A Great Mistake—A great mistake is made when the lines of control are placed in the child's hands, and he is allowed to bear sway and control in the home. This is giving undue direction to that wonderful thing, the will power. But this has been done and will continue to be done because fathers and mothers are blind in their discernment and calculation.11 CG 213.1

A Mother Who Yielded to Her Crying Child—Your child ... needs the hand of wisdom to guide him aright. He has been allowed to cry for what he wanted, until he has formed the habit of doing this. He has been allowed to cry for his father. Again and again, in his hearing, others have been told how he cries for his father, until he makes it a point of doing this. Had I your child, in three weeks he would be transformed. I would let him understand that my word was law, and kindly but firmly I would carry out my purposes. I would not submit my will to the child's will. You have a work to do here, and you have lost much by not taking hold of it before.12 CG 213.2

Unhappy Life of the Spoiled Child—Every child that is not carefully and prayerfully disciplined will be unhappy in this probationary time and will form such unlovely traits of character that the Lord cannot unite them with His family in heaven. There is a very great burden to be carried all through the life of a spoiled child. In trial, in disappointment, in temptation, he will follow his undisciplined, misdirected will.13 CG 213.3

Children who are allowed to have their own way are not happy. The unsubdued heart has not within itself the elements of rest and contentment. The mind and heart must be disciplined and brought under proper restraint, in order for the character to harmonize with the wise laws that govern our being. Restlessness and discontent are the fruits of indulgence and selfishness.14 CG 213.4

The Background of Many Trials—The sad trials, which prove so dangerous to the prosperity of a church, and which cause the unbelieving to stumble and turn away with doubt and dissatisfaction, usually arise from an unsubdued and rebellious spirit, the offspring of parental indulgence in early youth. How many lives are wrecked, how many crimes are committed, under the influence of a quick-rising passion that might have been checked in childhood, when the mind was impressible, when the heart was easily influenced for right and was subject to a fond mother's will.
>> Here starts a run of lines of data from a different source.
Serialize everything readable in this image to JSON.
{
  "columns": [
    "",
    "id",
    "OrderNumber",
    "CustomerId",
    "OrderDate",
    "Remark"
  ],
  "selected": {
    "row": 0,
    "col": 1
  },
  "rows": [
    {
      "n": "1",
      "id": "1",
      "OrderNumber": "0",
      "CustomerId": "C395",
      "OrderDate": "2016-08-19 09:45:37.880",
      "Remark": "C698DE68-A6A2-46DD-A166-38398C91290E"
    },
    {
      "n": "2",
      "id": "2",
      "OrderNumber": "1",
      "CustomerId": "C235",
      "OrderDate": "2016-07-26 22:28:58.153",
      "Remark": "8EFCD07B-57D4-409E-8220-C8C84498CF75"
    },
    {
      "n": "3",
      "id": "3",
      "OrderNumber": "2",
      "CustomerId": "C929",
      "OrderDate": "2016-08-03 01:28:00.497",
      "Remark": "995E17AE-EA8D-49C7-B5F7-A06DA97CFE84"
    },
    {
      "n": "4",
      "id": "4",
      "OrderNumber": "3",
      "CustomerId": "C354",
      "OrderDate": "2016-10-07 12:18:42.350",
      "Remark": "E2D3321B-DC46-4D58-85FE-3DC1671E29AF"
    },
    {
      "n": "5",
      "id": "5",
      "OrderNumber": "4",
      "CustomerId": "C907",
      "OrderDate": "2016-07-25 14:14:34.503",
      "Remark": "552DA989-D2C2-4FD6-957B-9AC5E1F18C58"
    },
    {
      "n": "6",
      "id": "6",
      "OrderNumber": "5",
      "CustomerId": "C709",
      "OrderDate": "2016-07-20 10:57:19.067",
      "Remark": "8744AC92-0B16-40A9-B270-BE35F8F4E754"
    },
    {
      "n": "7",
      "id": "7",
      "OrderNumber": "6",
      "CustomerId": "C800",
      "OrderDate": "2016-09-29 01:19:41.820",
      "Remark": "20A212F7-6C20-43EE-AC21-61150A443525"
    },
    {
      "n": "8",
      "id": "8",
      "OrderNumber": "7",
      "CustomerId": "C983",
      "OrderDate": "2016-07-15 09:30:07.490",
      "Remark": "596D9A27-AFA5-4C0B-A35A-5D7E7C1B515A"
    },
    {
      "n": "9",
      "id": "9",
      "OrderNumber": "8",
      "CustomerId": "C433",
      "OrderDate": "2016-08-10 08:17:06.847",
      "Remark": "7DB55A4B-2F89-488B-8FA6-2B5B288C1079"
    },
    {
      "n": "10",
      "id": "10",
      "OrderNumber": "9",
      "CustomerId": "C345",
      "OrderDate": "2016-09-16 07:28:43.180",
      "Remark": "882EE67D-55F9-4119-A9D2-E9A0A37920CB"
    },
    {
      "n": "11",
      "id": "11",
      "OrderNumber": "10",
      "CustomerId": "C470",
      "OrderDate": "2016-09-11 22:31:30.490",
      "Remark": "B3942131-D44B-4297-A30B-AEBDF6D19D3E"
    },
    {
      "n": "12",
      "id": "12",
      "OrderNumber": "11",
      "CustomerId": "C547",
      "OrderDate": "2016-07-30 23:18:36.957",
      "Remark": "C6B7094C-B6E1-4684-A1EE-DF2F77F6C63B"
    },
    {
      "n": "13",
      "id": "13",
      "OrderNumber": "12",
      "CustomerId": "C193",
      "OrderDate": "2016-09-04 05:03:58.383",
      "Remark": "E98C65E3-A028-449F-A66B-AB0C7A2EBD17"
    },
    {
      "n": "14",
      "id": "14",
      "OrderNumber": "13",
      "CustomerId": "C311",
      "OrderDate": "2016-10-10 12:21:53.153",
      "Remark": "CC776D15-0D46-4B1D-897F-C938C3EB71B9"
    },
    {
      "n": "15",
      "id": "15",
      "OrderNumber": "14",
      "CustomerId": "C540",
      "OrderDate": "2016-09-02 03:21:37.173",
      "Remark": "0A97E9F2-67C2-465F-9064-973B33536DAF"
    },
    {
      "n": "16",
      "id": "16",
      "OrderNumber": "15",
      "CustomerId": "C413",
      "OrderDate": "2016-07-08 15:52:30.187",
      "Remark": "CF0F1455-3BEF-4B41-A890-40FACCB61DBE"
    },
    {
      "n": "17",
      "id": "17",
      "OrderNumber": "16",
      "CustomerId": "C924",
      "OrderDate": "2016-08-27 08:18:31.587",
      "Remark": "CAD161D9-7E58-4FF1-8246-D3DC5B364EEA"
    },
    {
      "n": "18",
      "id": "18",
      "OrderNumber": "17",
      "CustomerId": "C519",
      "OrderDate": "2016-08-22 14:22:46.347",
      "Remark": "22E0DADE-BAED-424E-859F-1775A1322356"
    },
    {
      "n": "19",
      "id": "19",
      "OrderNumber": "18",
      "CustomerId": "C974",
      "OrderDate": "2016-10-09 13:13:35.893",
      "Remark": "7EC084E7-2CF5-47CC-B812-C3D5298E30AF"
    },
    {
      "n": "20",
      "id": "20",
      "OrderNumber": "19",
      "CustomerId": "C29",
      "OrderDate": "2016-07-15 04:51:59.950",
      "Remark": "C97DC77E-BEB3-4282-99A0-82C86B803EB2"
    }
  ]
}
Inefficient training of children lies at the foundation of a vast amount of moral wretchedness.15 CG 214.1